3 Hanker, L., Loibl, S., Burchardi, N., Pfisterer, J., Meier, W., Pujade-Lauraine, Harter, P. Impact of second to sixth line therapy on survival of relapsed ovarian cancer after primary taxane/platinum-based therapy [published online August 21, 2012]. Annals of Oncology, Volume 23, Issue 10, 1 October 2012, Pages 2605–2612.
4 Luvero D, Milani A, and Ledermann JA. Treatment options in recurrent ovarian cancer: latest evidence and clinical potential. Ther Adv Med Oncol. 2014 Sep;6(5):229–239.
5 Ovarian, Fallopian Tube, and Peritoneal Cancer: Treatment Options. Cancer.Net. http://www.cancer.net/cancer-types/ovarian-fallopian-tube-and-peritoneal-cancer/treatment-options. Accessed September 21, 2018.

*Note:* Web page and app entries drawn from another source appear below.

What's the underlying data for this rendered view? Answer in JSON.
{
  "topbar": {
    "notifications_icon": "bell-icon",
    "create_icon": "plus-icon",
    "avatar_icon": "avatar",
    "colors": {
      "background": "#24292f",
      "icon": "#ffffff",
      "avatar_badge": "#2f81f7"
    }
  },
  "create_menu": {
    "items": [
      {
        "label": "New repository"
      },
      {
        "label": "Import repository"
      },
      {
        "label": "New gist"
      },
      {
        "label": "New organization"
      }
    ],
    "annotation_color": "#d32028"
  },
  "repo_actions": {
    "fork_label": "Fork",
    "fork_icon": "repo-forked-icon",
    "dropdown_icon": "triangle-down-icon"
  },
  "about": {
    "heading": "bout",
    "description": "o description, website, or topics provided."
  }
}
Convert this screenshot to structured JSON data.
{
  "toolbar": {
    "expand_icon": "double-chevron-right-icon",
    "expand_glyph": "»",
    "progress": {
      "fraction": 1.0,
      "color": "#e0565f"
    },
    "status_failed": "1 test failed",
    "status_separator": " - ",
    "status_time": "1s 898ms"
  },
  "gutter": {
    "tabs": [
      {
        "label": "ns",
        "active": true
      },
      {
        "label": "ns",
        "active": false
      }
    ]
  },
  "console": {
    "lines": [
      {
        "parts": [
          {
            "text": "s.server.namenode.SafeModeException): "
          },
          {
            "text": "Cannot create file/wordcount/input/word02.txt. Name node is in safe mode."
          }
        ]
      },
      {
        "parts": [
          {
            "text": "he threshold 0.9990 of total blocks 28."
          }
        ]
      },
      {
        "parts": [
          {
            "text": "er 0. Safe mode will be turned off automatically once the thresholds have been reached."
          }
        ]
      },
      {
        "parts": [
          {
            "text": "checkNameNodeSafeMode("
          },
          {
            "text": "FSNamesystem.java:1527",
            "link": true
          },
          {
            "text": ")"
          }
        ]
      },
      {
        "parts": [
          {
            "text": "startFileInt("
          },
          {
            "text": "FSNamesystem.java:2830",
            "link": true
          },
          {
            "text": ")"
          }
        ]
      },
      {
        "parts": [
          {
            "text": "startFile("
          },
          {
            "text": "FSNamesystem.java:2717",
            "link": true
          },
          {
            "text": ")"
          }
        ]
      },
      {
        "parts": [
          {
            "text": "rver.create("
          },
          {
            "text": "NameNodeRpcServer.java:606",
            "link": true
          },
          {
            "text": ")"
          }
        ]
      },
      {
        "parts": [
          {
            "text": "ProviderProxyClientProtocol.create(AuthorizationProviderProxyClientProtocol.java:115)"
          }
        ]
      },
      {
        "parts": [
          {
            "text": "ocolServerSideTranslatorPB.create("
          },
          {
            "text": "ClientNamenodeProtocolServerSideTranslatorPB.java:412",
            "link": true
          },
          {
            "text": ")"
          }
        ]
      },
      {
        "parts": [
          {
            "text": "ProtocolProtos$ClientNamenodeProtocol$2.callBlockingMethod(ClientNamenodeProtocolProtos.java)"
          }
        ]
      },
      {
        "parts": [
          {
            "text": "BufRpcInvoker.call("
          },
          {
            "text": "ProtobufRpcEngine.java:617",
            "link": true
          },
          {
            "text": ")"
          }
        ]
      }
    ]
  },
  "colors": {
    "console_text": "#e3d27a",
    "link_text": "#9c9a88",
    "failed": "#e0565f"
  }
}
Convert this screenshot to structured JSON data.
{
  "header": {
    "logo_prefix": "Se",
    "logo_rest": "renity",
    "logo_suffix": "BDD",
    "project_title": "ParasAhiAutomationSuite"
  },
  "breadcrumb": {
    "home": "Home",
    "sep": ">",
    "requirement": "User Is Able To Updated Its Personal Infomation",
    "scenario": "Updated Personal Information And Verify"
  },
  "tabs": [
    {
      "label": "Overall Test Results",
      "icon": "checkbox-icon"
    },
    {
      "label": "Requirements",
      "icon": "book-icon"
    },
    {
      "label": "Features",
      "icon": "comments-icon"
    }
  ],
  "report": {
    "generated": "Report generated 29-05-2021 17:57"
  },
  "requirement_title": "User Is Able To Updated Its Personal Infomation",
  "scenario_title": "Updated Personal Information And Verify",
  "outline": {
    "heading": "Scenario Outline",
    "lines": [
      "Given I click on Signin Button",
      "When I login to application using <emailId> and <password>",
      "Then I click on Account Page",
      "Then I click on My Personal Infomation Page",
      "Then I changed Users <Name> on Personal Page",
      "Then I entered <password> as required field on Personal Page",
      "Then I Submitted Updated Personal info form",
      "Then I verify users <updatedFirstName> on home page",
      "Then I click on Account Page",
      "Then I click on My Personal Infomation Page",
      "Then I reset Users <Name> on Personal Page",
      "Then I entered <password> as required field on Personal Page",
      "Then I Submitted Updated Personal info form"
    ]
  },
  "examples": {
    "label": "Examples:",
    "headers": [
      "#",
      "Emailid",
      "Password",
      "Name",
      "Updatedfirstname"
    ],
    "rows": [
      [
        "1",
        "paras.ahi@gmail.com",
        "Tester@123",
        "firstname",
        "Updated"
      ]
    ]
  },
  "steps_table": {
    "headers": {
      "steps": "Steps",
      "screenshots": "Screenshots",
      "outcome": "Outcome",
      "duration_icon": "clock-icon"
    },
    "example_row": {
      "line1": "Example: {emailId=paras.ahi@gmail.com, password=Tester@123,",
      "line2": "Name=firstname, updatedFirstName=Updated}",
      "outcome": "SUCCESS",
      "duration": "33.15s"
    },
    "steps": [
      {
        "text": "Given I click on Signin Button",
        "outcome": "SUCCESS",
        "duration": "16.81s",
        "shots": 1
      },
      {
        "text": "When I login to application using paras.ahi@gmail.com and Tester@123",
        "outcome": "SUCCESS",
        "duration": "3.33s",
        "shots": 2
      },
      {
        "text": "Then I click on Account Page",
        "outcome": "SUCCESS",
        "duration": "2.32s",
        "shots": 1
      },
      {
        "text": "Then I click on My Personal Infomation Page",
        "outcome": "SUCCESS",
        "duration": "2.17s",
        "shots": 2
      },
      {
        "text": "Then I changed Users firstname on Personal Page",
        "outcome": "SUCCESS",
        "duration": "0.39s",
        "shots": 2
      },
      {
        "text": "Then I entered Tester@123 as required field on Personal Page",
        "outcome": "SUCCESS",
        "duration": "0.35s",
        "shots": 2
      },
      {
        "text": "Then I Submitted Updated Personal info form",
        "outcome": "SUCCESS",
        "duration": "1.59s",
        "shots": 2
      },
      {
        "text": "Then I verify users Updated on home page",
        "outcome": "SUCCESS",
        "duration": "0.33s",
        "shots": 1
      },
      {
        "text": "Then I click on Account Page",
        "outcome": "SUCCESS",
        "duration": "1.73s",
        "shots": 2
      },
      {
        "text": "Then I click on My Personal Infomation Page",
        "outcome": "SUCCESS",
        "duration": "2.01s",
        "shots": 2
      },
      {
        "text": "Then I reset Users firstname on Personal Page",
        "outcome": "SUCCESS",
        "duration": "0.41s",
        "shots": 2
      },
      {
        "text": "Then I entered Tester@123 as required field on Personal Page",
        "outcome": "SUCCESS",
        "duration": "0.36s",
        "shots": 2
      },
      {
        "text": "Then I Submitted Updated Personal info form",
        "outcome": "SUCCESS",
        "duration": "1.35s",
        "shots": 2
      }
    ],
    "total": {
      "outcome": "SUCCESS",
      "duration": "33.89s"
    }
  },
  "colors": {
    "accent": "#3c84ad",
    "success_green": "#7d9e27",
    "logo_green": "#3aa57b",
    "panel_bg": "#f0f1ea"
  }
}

6 Cancer Facts and Figures 2018. American Cancer Society. https://www.cancer.org/content/dam/cancer-org/research/cancer-facts-and-statistics/annual-cancer-facts-and-figures/2018/cancer-facts-and-figures-2018.pdf. Accessed September 21, 2018.
7 American Cancer Society. Cancer Facts & Figures 2017. Atlanta: American Cancer Society; 2017. Accessed January 20 2017. https://www.cancer.org/content/dam/cancer-org/research/cancer-facts-and-statistics/annual-cancer-facts-and-figures/2017/cancer-facts-and-figures-2017.pdf. 4